Biological treatments are a newer type of treatment for psoriatic arthritis. You may be offered one of these treatments if DMARDs have not worked or are not suitable.
Biological treatments work by stopping particular chemicals in the blood activating the immune system to attack the lining of the joints.
Biological medicines that might be recommended include adalimumab, apremilast, certolizumab, etanercept and tofacitinib.
The most common side effect of biological treatments is a reaction in the area where the medicine is injected, such as redness, swelling or pain. These reactions are not usually serious.
Biological treatments can also sometimes cause other side effects, including problems with your liver, kidneys or blood count. You'll usually need to have regular blood or urine tests to check for these.
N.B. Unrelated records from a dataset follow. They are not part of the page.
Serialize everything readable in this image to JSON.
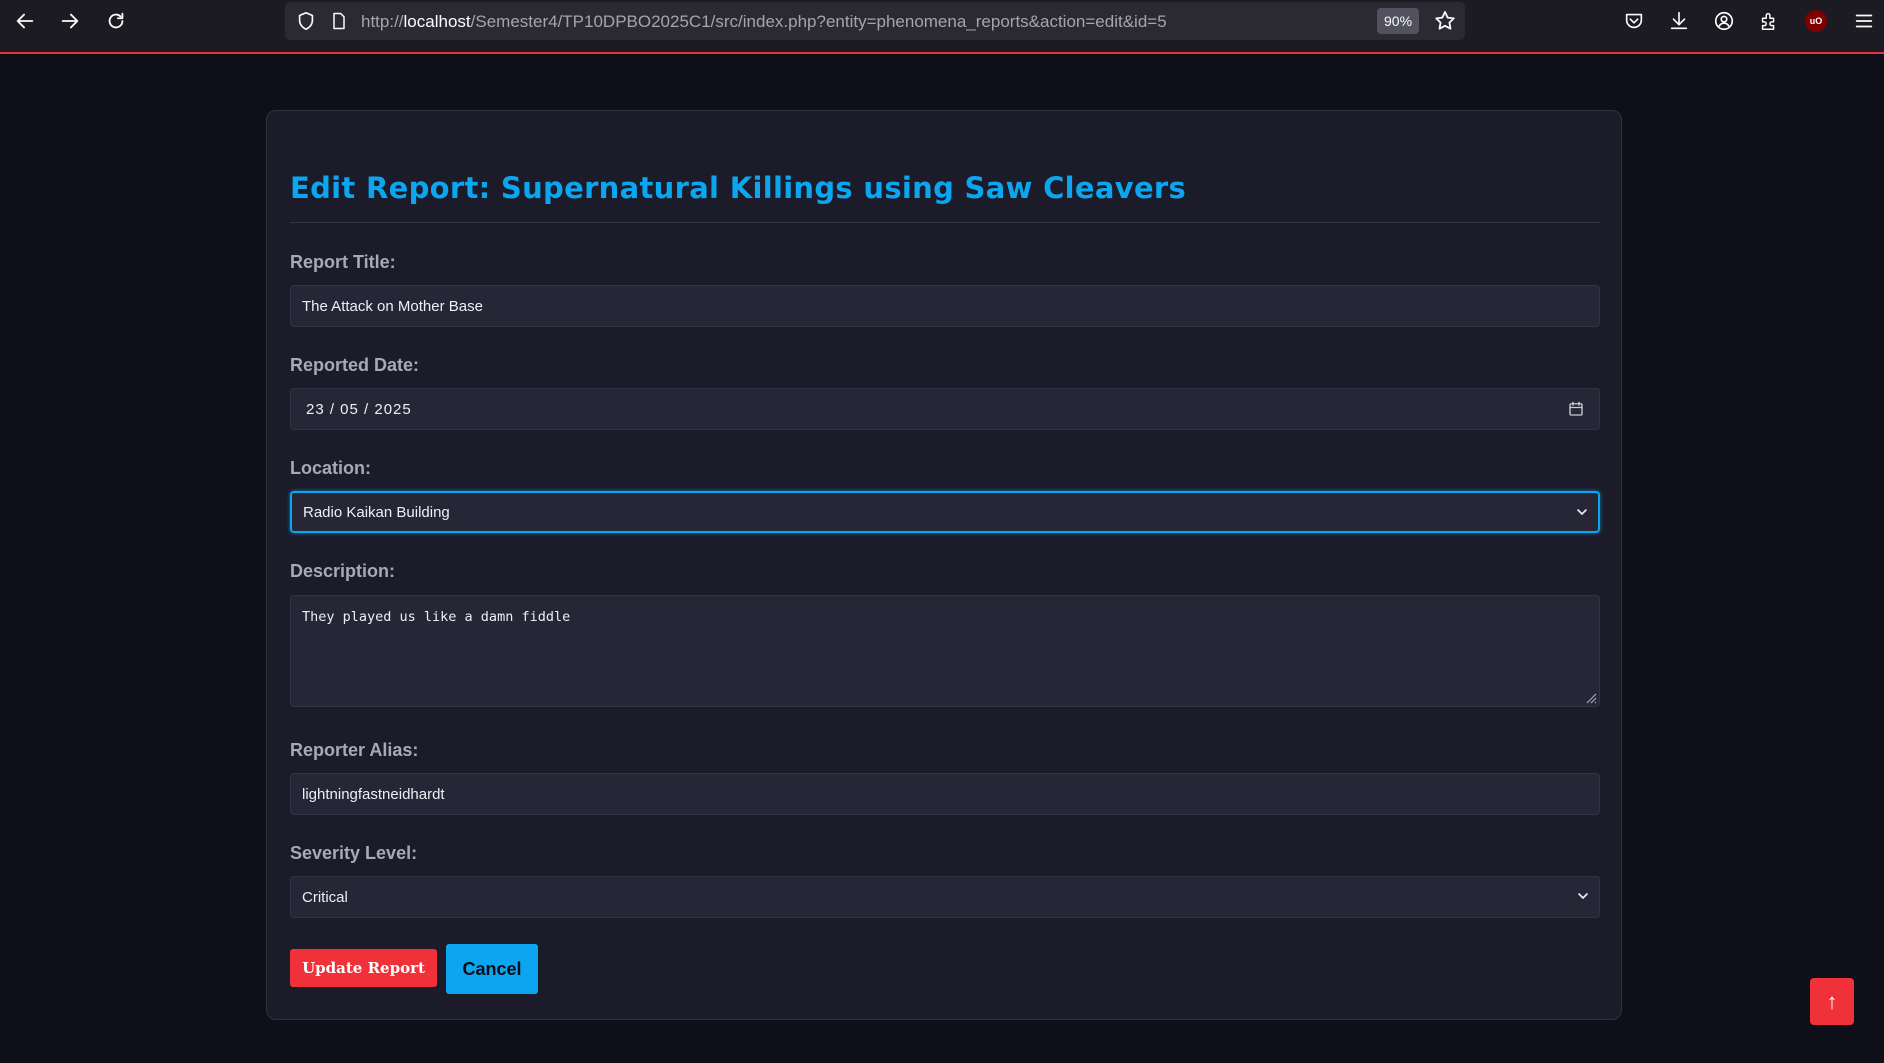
{
  "browser": {
    "url_prefix": "http://",
    "url_host": "localhost",
    "url_path": "/Semester4/TP10DPBO2025C1/src/index.php?entity=phenomena_reports&action=edit&id=5",
    "zoom": "90%"
  },
  "form": {
    "heading": "Edit Report: Supernatural Killings using Saw Cleavers",
    "report_title_label": "Report Title:",
    "report_title_value": "The Attack on Mother Base",
    "reported_date_label": "Reported Date:",
    "reported_date_value": "23 / 05 / 2025",
    "location_label": "Location:",
    "location_value": "Radio Kaikan Building",
    "description_label": "Description:",
    "description_value": "They played us like a damn fiddle",
    "reporter_alias_label": "Reporter Alias:",
    "reporter_alias_value": "lightningfastneidhardt",
    "severity_label": "Severity Level:",
    "severity_value": "Critical",
    "update_label": "Update Report",
    "cancel_label": "Cancel"
  },
  "scroll_top_label": "↑",
  "colors": {
    "accent_blue": "#0ba5f0",
    "accent_red": "#f0313a",
    "background": "#0f0f1a",
    "card": "#1b1b29"
  },
  "icons": [
    "back-icon",
    "forward-icon",
    "reload-icon",
    "shield-icon",
    "page-icon",
    "star-icon",
    "pocket-icon",
    "download-icon",
    "account-icon",
    "extensions-icon",
    "ublock-icon",
    "menu-icon",
    "calendar-icon",
    "chevron-down-icon"
  ]
}
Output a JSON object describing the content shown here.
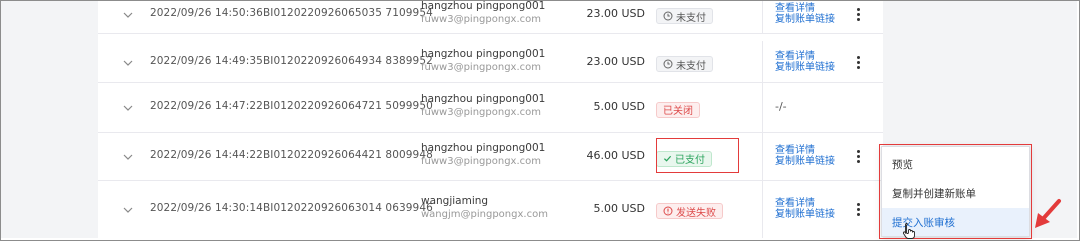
{
  "rows": [
    {
      "date": "2022/09/26 14:50:36",
      "bill_no": "BI0120220926065035 7109954",
      "customer_name": "hangzhou pingpong001",
      "customer_email": "fuww3@pingpongx.com",
      "amount": "23.00 USD",
      "status": {
        "label": "未支付",
        "type": "unpaid",
        "icon": "clock-icon"
      },
      "actions": [
        "查看详情",
        "复制账单链接"
      ]
    },
    {
      "date": "2022/09/26 14:49:35",
      "bill_no": "BI0120220926064934 8389952",
      "customer_name": "hangzhou pingpong001",
      "customer_email": "fuww3@pingpongx.com",
      "amount": "23.00 USD",
      "status": {
        "label": "未支付",
        "type": "unpaid",
        "icon": "clock-icon"
      },
      "actions": [
        "查看详情",
        "复制账单链接"
      ]
    },
    {
      "date": "2022/09/26 14:47:22",
      "bill_no": "BI0120220926064721 5099950",
      "customer_name": "hangzhou pingpong001",
      "customer_email": "fuww3@pingpongx.com",
      "amount": "5.00 USD",
      "status": {
        "label": "已关闭",
        "type": "closed",
        "icon": ""
      },
      "actions": [
        "-/-"
      ]
    },
    {
      "date": "2022/09/26 14:44:22",
      "bill_no": "BI0120220926064421 8009948",
      "customer_name": "hangzhou pingpong001",
      "customer_email": "fuww3@pingpongx.com",
      "amount": "46.00 USD",
      "status": {
        "label": "已支付",
        "type": "paid",
        "icon": "check-icon"
      },
      "actions": [
        "查看详情",
        "复制账单链接"
      ]
    },
    {
      "date": "2022/09/26 14:30:14",
      "bill_no": "BI0120220926063014 0639946",
      "customer_name": "wangjiaming",
      "customer_email": "wangjm@pingpongx.com",
      "amount": "5.00 USD",
      "status": {
        "label": "发送失败",
        "type": "failed",
        "icon": "alert-icon"
      },
      "actions": [
        "查看详情",
        "复制账单链接"
      ]
    }
  ],
  "context_menu": {
    "items": [
      "预览",
      "复制并创建新账单",
      "提交入账审核"
    ],
    "hovered_index": 2
  },
  "colors": {
    "link": "#1f6fd1",
    "highlight_annotation": "#e33b3b",
    "paid": "#2aa35c",
    "error": "#dd4a4a"
  }
}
Biological treatments can also make you more likely to develop infections. Tell a doctor as soon as possible if you develop symptoms such as a sore throat, high temperature or diarrhoea.
Biological medicine will usually be recommended for 3 months to see if it helps. If it's effective, it can be continued. If it's not effective, the doctor may suggest stopping the medicine or swapping to an alternative biological treatment.
There's not enough scientific evidence to say that complementary therapies, such as balneotherapy (bathing in water containing minerals), works in treating psoriatic arthritis.
There's also not enough evidence to support taking any kind of food supplement as treatment.
Complementary therapies can sometimes react with other treatments, so talk to a GP, specialist or pharmacist if you're thinking of using any.
As with psoriasis and other types of inflammatory arthritis, you may be more likely to get some other conditions – such as cardiovascular disease (CVD) – if you have psoriatic arthritis.
A doctor should carry out tests each year (such as blood pressure and cholesterol tests) so they can check if you have CVD and offer additional treatment, if necessary.
You can also help yourself by:
- having a good balance between rest and regular physical activity
- losing weight, if you're overweight
- not smoking
- only drinking a moderate amount of alcohol
Your care team
As well as a GP and a rheumatologist, you may also be cared for by:
- a specialist nurse – who will often be your first point of contact with your specialist care team
- a dermatologist (skin specialist) – who will be responsible for treating your psoriasis symptoms
- a physiotherapist – who can create an exercise plan to help keep your joints mobile
- an occupational therapist – who can identify any problems you have with everyday activities and find ways to overcome or manage these
- a psychologist – who can offer psychological support if you need it